The way Dataquest senior industry analyst Scott Miller sees it, Australia, New Zealand and the Asia/Pacific region, including Japan, are the places to watch in the near future.
"They're getting near price parity with the US," he says. "Asia/Pacific, without Japan, will have 16 per cent of the world PC market by the year 2000. Asia/Pacific's PC market in 1996 grew by 24.5 per cent in units, with a sustainable growth of 24.7 per cent."
This compares to 13.6 per cent growth in the North American PC market for 1996, which Dataquest predicts has a sustainable growth of 14.9 per cent, and a world total growth of 19.1 per cent, 17 per cent of which is sustainable.
Miller says Dataquest research indicates that PC makers are being forced into what Miller calls "the velocity business model" by ever-tighter margins. Shrinking margins mean PC makers must maximise their inventory turns and compete on a cash basis.

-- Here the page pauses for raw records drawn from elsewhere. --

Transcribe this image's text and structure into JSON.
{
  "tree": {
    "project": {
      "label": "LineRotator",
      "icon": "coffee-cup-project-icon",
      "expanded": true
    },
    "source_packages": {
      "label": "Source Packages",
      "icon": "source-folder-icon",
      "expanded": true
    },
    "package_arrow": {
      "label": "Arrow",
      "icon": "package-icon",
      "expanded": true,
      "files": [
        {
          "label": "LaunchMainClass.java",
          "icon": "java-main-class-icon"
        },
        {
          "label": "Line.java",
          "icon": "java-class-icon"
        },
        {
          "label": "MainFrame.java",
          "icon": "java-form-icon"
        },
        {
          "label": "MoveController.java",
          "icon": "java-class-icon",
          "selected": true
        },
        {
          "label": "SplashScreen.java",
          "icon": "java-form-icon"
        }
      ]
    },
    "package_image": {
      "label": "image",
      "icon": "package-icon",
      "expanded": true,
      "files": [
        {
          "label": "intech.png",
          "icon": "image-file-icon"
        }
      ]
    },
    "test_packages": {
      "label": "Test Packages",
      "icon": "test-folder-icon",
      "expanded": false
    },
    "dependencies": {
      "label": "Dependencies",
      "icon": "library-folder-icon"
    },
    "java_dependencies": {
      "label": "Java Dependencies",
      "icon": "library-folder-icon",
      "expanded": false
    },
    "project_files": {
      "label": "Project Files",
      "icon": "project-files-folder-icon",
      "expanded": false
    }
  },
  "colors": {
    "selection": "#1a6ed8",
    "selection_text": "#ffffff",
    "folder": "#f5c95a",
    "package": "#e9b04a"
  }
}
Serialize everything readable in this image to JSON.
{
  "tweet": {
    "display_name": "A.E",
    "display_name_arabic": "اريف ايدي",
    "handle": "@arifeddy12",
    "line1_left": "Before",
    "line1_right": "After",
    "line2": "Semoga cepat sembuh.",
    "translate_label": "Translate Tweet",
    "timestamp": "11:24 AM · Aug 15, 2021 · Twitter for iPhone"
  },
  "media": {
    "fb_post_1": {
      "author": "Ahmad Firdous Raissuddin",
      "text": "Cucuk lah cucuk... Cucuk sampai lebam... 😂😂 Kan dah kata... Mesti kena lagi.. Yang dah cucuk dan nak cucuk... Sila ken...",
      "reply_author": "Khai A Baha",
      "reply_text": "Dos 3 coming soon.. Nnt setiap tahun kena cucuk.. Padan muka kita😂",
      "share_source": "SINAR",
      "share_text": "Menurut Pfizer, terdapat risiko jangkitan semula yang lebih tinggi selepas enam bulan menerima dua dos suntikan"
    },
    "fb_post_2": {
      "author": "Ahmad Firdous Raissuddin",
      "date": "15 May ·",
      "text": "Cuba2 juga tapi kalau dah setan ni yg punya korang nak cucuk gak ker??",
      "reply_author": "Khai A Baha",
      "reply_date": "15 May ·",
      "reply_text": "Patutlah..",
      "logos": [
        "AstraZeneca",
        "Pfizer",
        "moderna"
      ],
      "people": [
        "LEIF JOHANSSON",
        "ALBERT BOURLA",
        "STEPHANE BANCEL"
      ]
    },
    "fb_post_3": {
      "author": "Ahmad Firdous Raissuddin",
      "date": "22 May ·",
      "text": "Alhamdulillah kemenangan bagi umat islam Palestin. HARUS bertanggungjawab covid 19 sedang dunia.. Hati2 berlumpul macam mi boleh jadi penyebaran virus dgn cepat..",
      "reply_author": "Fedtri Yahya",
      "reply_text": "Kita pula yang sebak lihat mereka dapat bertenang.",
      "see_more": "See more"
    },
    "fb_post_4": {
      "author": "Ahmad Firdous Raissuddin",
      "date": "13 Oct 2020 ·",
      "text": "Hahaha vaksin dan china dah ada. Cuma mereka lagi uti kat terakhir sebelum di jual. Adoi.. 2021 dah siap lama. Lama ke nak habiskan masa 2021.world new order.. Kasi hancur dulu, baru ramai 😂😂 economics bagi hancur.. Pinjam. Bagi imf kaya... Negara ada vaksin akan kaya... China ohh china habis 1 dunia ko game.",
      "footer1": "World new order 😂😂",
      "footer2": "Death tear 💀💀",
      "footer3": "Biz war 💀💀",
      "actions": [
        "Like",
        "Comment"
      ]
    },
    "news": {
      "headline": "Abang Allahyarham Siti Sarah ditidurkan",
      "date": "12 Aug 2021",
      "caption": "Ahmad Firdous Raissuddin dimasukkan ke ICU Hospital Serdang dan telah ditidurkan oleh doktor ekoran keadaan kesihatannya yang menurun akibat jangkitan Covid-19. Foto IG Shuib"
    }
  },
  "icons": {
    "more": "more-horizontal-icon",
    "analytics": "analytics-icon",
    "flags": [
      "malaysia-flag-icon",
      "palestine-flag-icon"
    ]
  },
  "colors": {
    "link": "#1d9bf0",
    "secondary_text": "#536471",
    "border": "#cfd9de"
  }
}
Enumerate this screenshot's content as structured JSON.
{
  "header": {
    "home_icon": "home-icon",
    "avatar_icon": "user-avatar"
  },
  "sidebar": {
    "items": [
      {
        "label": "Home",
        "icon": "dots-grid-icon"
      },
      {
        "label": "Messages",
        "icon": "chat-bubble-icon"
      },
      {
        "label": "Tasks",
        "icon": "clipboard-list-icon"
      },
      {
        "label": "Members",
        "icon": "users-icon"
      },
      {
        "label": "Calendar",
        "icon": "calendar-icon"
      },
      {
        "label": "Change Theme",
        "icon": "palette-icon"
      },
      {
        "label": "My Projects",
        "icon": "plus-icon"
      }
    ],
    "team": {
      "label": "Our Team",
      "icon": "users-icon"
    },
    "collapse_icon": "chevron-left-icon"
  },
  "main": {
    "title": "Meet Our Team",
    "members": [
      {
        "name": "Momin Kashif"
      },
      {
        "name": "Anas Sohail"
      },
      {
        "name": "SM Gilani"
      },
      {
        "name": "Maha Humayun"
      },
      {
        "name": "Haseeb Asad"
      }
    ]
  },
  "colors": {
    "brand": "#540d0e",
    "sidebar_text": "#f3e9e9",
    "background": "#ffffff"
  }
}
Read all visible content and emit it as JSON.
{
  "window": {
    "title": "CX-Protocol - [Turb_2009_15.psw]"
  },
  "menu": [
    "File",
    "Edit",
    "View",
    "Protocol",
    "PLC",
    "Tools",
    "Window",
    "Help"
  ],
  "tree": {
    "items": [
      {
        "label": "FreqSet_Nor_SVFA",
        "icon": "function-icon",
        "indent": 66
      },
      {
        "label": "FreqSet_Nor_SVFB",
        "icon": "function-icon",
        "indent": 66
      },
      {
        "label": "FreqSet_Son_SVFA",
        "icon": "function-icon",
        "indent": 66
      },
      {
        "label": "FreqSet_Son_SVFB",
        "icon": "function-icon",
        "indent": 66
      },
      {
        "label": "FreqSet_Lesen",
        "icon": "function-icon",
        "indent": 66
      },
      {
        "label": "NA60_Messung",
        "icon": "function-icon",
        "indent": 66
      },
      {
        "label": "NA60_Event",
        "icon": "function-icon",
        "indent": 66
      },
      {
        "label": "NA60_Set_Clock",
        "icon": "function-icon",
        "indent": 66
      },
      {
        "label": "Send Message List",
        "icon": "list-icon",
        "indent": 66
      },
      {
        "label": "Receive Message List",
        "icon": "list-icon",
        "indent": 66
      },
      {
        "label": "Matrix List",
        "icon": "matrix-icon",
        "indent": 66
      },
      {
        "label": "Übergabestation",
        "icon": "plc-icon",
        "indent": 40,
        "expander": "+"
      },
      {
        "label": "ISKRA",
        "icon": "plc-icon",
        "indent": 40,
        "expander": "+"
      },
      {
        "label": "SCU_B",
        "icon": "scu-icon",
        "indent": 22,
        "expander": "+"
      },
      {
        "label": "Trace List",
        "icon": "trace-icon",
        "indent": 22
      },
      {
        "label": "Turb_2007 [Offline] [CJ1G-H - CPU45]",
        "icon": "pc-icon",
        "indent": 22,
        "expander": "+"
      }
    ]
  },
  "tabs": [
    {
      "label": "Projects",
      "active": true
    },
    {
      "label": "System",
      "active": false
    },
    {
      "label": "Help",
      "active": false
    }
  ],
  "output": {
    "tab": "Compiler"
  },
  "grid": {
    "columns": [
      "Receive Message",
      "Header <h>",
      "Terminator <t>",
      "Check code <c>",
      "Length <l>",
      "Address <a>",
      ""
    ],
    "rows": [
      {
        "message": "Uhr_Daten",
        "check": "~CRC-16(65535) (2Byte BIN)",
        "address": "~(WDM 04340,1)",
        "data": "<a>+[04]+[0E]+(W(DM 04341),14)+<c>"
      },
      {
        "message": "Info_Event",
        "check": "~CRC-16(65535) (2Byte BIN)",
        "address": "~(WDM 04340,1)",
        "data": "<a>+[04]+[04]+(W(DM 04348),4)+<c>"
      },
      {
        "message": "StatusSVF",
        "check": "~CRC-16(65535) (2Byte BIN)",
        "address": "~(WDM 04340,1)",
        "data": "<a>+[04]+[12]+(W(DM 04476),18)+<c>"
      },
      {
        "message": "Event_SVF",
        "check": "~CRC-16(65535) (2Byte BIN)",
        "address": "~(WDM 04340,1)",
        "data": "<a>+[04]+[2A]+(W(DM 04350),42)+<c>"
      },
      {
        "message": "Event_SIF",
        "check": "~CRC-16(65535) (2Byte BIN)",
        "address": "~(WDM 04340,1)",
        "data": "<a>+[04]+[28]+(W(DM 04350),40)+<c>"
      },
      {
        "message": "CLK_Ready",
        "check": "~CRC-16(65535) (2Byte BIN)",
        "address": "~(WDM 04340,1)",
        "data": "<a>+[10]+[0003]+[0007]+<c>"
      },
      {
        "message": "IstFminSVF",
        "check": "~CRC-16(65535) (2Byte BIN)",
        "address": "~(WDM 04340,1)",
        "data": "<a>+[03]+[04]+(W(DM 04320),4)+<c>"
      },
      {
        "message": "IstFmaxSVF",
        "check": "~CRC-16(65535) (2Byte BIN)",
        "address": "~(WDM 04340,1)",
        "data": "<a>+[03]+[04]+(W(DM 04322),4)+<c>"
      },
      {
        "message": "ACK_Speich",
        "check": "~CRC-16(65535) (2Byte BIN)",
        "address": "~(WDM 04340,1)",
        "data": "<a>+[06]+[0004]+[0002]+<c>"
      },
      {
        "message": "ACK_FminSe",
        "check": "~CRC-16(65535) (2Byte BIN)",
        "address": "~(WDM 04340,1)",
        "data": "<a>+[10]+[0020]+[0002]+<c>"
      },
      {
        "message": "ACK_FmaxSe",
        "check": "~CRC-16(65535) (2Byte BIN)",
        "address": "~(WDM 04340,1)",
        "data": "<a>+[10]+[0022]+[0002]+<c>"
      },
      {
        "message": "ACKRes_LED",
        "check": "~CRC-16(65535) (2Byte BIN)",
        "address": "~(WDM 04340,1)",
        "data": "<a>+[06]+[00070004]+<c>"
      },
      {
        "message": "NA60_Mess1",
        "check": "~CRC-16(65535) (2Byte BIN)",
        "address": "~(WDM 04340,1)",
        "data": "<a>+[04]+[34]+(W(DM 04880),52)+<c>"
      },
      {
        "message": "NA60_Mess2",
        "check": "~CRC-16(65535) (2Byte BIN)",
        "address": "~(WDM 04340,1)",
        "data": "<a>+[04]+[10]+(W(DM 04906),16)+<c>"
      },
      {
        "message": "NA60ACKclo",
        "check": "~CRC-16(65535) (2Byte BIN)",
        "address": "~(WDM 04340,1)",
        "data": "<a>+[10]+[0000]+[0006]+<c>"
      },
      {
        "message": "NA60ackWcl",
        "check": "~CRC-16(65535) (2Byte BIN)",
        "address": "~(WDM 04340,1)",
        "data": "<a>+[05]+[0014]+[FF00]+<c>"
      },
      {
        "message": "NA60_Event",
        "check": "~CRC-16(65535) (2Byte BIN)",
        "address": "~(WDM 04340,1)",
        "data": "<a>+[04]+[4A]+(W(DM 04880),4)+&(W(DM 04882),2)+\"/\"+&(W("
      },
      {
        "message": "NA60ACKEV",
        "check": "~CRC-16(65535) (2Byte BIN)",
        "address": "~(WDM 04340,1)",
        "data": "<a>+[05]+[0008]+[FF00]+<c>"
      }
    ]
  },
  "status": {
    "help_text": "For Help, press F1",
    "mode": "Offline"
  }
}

"Those companies which have caught on in the past few years are Packard Bell, Dell and Gateway. Others such as Apple, Compaq and IBM are moving in the same direction in order to be able to compete. It's easier to do this if a company has a single, direct channel. HP is building to customer and channel order - it did that with the printer model and now it is trying to do it with its PCs. It takes time for this to catch on, but when it does, the company becomes a virtual store.
"Intel is making 15 per cent price cuts possible. However, when something goes wrong, the PC makers are left with no stock and therefore no money to pay bills," he said.
Miller believes Microsoft is also pushing PC prices down by working on a transaction model where the user pays for every bit they use on a PC - such as software and the Internet.
"They drive prices lower by saying 'I don't care what they cost. I make money on each transaction - therefore get lots of PCs out there.' And the best way to do that is to sell them at low prices."
Miller says Microsoft is undergoing something of a rejuvenation, probably due to competition from Netscape. He says one of the signs of this is that Microsoft is spending more on research and development as a percentage of sales than ever before. "The bottom line is they're spending money like you wouldn't believe," he said.
The Apple effect
Dataquest has found that the home market for PCs has been strong with a still-growing x86 market, but home computers in general have been held back by what Miller calls "the Apple effect".
"Apple is going off a cliff," says Miller. "The market is clearly depressed by Apple, which is still the number two consumer choice. The only upside is if Apple adjusts its pricing or if its buyers defect to another brand."
Miller believes Apple's performance in the next quarter is crucial to its future. "I believe if Apple does not become a player this quarter, then it will become irrelevant in the US consumer market."
Taking another view of the market, he says hand-held devices and network computers may be the way of the future for home computing, but not in their current forms. "PC makers have to think of the social context - don't think just because you have a great new device you're going to change the way people behave. People are not going to substitute a computer for a TV.
"Another important thing is the interface. Instead of trying to throw everything that was in a PC into it, maybe create a new class of product."